## December 12, 2013

### An upper bound for the total integral of the Q-curvature in the non-negative Yamabe invariants

Filed under: Riemannian geometry — Tags: — Ngô Quốc Anh @ 6:24

As we have already discussed once that a natural conformally invariant in dimension four is the following $\displaystyle Q_g=-\frac{1}{12}(\Delta\text{Scal}_g -\text{Scal}_g^2 +3|{\rm Ric}_g|^2)$

which is commonly refered to the Q-curvature of metric $g$, see this topic. Note that, under a conformal change of the metric $\widetilde g =e^{2u}g$, the quantity $Q$ transforms according to $\displaystyle 2Q_{\widetilde g}=e^{-4u}(P_gu+2Q_g)$

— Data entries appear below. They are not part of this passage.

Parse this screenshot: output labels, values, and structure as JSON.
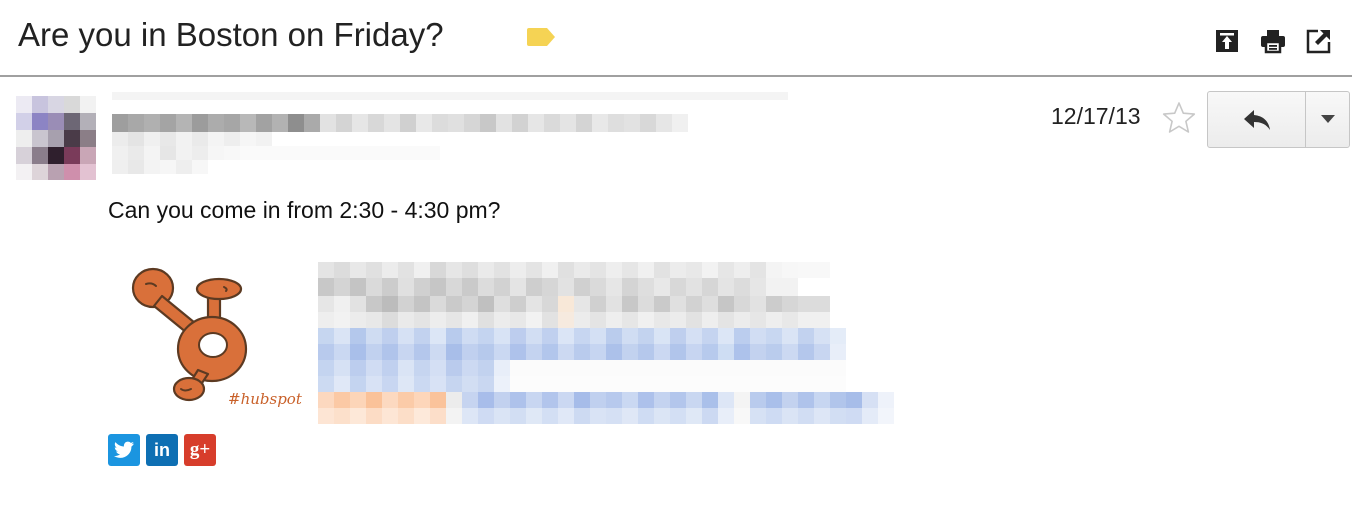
{
  "email": {
    "subject": "Are you in Boston on Friday?",
    "date": "12/17/13",
    "body": "Can you come in from 2:30 - 4:30 pm?"
  },
  "signature": {
    "logo_text": "#hubspot"
  },
  "icons": {
    "label": "label-tag-icon",
    "archive": "move-to-top-icon",
    "print": "print-icon",
    "popout": "open-new-window-icon",
    "star": "star-outline-icon",
    "reply": "reply-arrow-icon",
    "more": "chevron-down-icon",
    "social": [
      "twitter-icon",
      "linkedin-icon",
      "google-plus-icon"
    ]
  },
  "social_labels": {
    "linkedin": "in",
    "google_plus": "g+"
  },
  "colors": {
    "label_tag": "#f5d354",
    "twitter": "#1b95e0",
    "linkedin": "#0e6fb3",
    "google_plus": "#d73d2b",
    "hubspot_orange": "#d9703a"
  }
}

where $P=P_g$ denotes the Paneitz operator with respect to $g$. Keep in mind that the Paneitz operator is conformally invariant in the sense that $\displaystyle P_{\widetilde g}=e^{-4u}P_g$

for any conformal metric $\widetilde g =e^{2u}g$. For any $g$, the operator $P_g$ acts on a smooth function u on M via the following rule $\displaystyle {P_g}(u) = \Delta _g^2u + {\rm div}\left( {\frac{2}{3}\text{Scal}_g - 2{\rm Ric}_g} \right)du$

which plays a similar role as the Laplace operator in dimension two. Observe that $dv_{\widetilde g} = e^{4u}dv_g$, therefore, a simple calculation shows $\displaystyle \int_M Q_{\widetilde g}dv_{\widetilde g}=\int_M Q_{\widetilde g}e^{4u}dv_g=\int_M Q_g dv_g.$

Hence the total integral $\int_M Q_g dv_g$ is conformally invariant.